Vatican II labored considerably to find precise language to describe the relationship of God’s Kingdom to the Church. For a long time, the consensus held that the Kingdom and the Church were the same. Such a belief gave incredible power to churchmen, particularly in terms of papal authority in the nineteenth and early twentieth century. The phrase “outside the Church there is no salvation” was still popular in my early lifetime. The downside of such a broad claim of divine authority was the obvious fact that the Church did err and still does err. The fathers of the Council introduced the concept of the Church as “pilgrim people” struggling through the desert like the Israelites behind Moses. Indefectibility holds that enough of the pilgrims will remain faithful to be recognizable as God’s holy people; the whole flock will never go over the cliff.
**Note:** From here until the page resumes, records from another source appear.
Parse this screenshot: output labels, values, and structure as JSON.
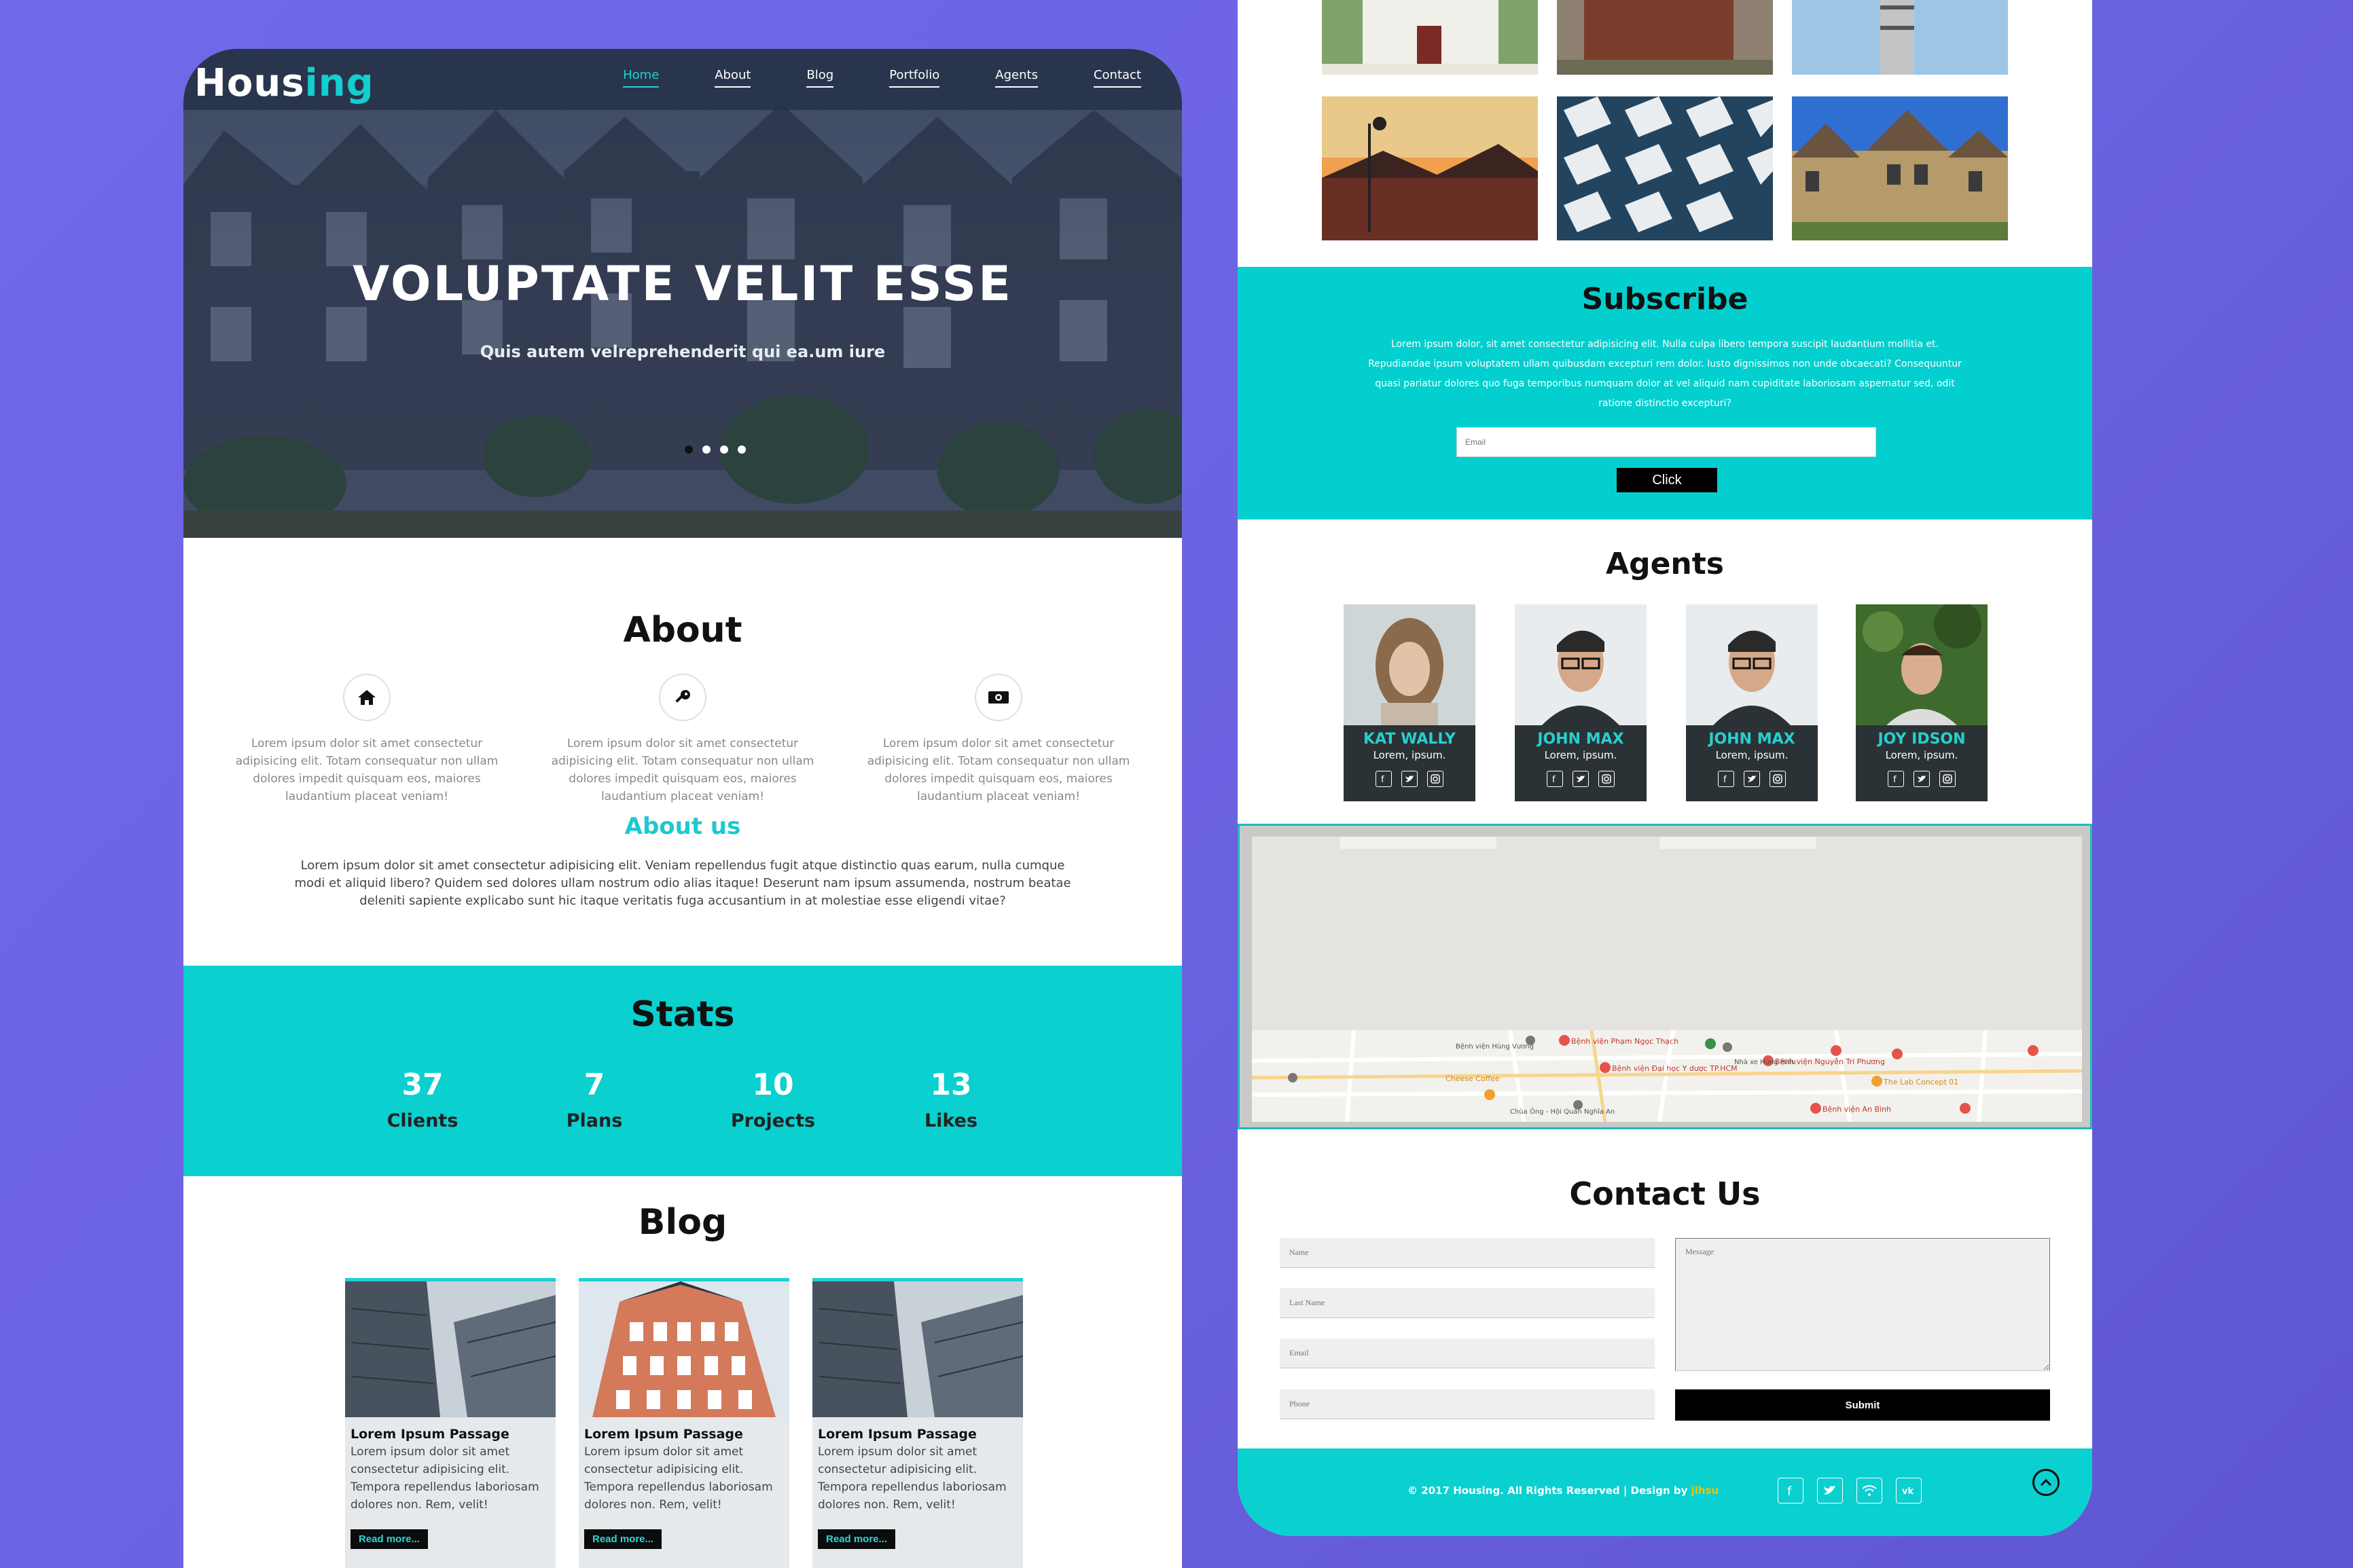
{
  "colors": {
    "accent": "#0ad0d0",
    "background": "#6f66e6",
    "dark": "#2b3236"
  },
  "brand": {
    "name_prefix": "Hous",
    "name_accent": "ing"
  },
  "nav": [
    {
      "label": "Home",
      "active": true
    },
    {
      "label": "About"
    },
    {
      "label": "Blog"
    },
    {
      "label": "Portfolio"
    },
    {
      "label": "Agents"
    },
    {
      "label": "Contact"
    }
  ],
  "hero": {
    "title": "VOLUPTATE VELIT ESSE",
    "subtitle": "Quis autem velreprehenderit qui ea.um iure"
  },
  "about": {
    "title": "About",
    "features": [
      {
        "icon": "home-icon",
        "text": "Lorem ipsum dolor sit amet consectetur adipisicing elit. Totam consequatur non ullam dolores impedit quisquam eos, maiores laudantium placeat veniam!"
      },
      {
        "icon": "key-icon",
        "text": "Lorem ipsum dolor sit amet consectetur adipisicing elit. Totam consequatur non ullam dolores impedit quisquam eos, maiores laudantium placeat veniam!"
      },
      {
        "icon": "money-icon",
        "text": "Lorem ipsum dolor sit amet consectetur adipisicing elit. Totam consequatur non ullam dolores impedit quisquam eos, maiores laudantium placeat veniam!"
      }
    ],
    "us_title": "About us",
    "us_text": "Lorem ipsum dolor sit amet consectetur adipisicing elit. Veniam repellendus fugit atque distinctio quas earum, nulla cumque modi et aliquid libero? Quidem sed dolores ullam nostrum odio alias itaque! Deserunt nam ipsum assumenda, nostrum beatae deleniti sapiente explicabo sunt hic itaque veritatis fuga accusantium in at molestiae esse eligendi vitae?"
  },
  "stats": {
    "title": "Stats",
    "items": [
      {
        "num": "37",
        "label": "Clients"
      },
      {
        "num": "7",
        "label": "Plans"
      },
      {
        "num": "10",
        "label": "Projects"
      },
      {
        "num": "13",
        "label": "Likes"
      }
    ]
  },
  "blog": {
    "title": "Blog",
    "cards": [
      {
        "title": "Lorem Ipsum Passage",
        "text": "Lorem ipsum dolor sit amet consectetur adipisicing elit. Tempora repellendus laboriosam dolores non. Rem, velit!",
        "button": "Read more..."
      },
      {
        "title": "Lorem Ipsum Passage",
        "text": "Lorem ipsum dolor sit amet consectetur adipisicing elit. Tempora repellendus laboriosam dolores non. Rem, velit!",
        "button": "Read more..."
      },
      {
        "title": "Lorem Ipsum Passage",
        "text": "Lorem ipsum dolor sit amet consectetur adipisicing elit. Tempora repellendus laboriosam dolores non. Rem, velit!",
        "button": "Read more..."
      }
    ]
  },
  "subscribe": {
    "title": "Subscribe",
    "text": "Lorem ipsum dolor, sit amet consectetur adipisicing elit. Nulla culpa libero tempora suscipit laudantium mollitia et. Repudiandae ipsum voluptatem ullam quibusdam excepturi rem dolor. Iusto dignissimos non unde obcaecati? Consequuntur quasi pariatur dolores quo fuga temporibus numquam dolor at vel aliquid nam cupiditate laboriosam aspernatur sed, odit ratione distinctio excepturi?",
    "placeholder": "Email",
    "button": "Click"
  },
  "agents": {
    "title": "Agents",
    "items": [
      {
        "name": "KAT WALLY",
        "role": "Lorem, ipsum."
      },
      {
        "name": "JOHN MAX",
        "role": "Lorem, ipsum."
      },
      {
        "name": "JOHN MAX",
        "role": "Lorem, ipsum."
      },
      {
        "name": "JOY IDSON",
        "role": "Lorem, ipsum."
      }
    ]
  },
  "map": {
    "labels": [
      "Bệnh viện Phạm Ngọc Thạch",
      "Bệnh viện Đại học Y dược TP.HCM",
      "Bệnh viện Nguyễn Tri Phương",
      "Bệnh viện An Bình",
      "Cheese Coffee",
      "The Lab Concept 01",
      "Bệnh viện Hùng Vương",
      "Chùa Ông - Hội Quán Nghĩa An",
      "Nhà xe Hùng Hiếu"
    ]
  },
  "contact": {
    "title": "Contact Us",
    "name_ph": "Name",
    "last_ph": "Last Name",
    "email_ph": "Email",
    "phone_ph": "Phone",
    "message_ph": "Message",
    "submit": "Submit"
  },
  "footer": {
    "text": "© 2017 Housing. All Rights Reserved | Design by ",
    "designer": "jlhsu"
  }
}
A further consideration is the continuing growth of Tradition—from better understanding of the Bible, from continuing scholarship, and from the genuine experiences of the baptized faithful. There are some in the Church who hold that Apostolic Tradition is complete, static, and crystal clear. Others see the Church as evolving in understanding precisely because the Holy Spirit is a living and enlightening force. Pope Francis, in addressing major superiors of religious orders last November, expressed his personal concern about “black and white priests” (referring to their mindsets), calling them “restorationists.” For Francis, looking at pastoral life in absolutes, or taking the Church back in time to an earlier period, almost always the baroque post-Reformation Church of the seventeenth century, seemed to him a denial of a Holy Spirit living in human time and enervating the Church with new passions and understandings for the living of the Gospel.
That said, the reality of Tradition with the capital “t” keeps the Church focused in a healthy equilibrium between past, present, and future in terms of understanding its mission to preach the Gospel to the whole world. All the essential knowledge we need for salvation comes to us as the fruit of the Church’s reflection upon Jesus and its efforts to teach a way of life that will make us prepared for the moment of the Lord’s coming at the end of time.